Woops, the graph didn't show before. It should show up now.
Hi, I was just wondering what happens when you've got a system of equations and multiple intersection points happen from those lines? For example:
There seems to be more than 1 point between the two lines that intersect with each other. I am guessing that the system will solve into something that has a sort of equation for the Y variable? Such as: (x, 2x+1) ? And if I'm correct with that assumption, is there a way to find an interval for the range of valid x values?
I thought that it might intersect at one more than one point, but I wasn't certain. Graphing this:
y = 3x+4 and y = 3.2x+4 looks like it may intersect at more than one point.
Is it even possible for two lines to intersect at more than one point if their slopes are not equal?
Two lines will intersect if they're slopes are not equal. There are NO exeptions to this rule, granted that the lines lie in the same plane.

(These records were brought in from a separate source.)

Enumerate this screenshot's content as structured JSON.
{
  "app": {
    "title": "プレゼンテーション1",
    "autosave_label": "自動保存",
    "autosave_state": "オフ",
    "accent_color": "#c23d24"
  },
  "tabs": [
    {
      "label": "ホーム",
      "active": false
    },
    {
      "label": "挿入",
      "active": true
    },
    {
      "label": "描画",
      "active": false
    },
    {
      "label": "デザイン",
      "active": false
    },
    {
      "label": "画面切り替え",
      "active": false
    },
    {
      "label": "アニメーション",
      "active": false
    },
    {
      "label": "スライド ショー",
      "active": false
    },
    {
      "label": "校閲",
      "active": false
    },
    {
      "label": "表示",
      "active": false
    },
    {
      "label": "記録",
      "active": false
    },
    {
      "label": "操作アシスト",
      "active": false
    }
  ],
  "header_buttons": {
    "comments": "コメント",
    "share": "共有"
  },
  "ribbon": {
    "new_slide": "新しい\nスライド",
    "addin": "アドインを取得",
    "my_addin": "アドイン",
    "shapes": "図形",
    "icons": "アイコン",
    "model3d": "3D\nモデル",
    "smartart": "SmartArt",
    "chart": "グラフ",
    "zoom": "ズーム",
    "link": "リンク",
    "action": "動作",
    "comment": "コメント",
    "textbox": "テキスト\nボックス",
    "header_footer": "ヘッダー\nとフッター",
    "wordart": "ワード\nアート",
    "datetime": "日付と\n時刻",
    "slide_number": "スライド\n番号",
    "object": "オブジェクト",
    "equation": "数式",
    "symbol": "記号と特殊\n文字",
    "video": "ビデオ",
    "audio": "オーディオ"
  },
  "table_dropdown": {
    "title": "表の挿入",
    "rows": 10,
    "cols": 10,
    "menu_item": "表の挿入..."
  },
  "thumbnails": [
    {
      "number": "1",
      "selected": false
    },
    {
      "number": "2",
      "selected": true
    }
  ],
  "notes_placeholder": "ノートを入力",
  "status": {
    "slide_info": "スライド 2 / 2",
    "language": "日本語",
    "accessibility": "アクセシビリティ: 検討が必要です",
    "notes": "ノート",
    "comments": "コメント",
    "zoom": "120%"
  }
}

If the slopes of two lines are equal and they lie in the same plane, they are either
a) parallel
b)overlapping
Does that help?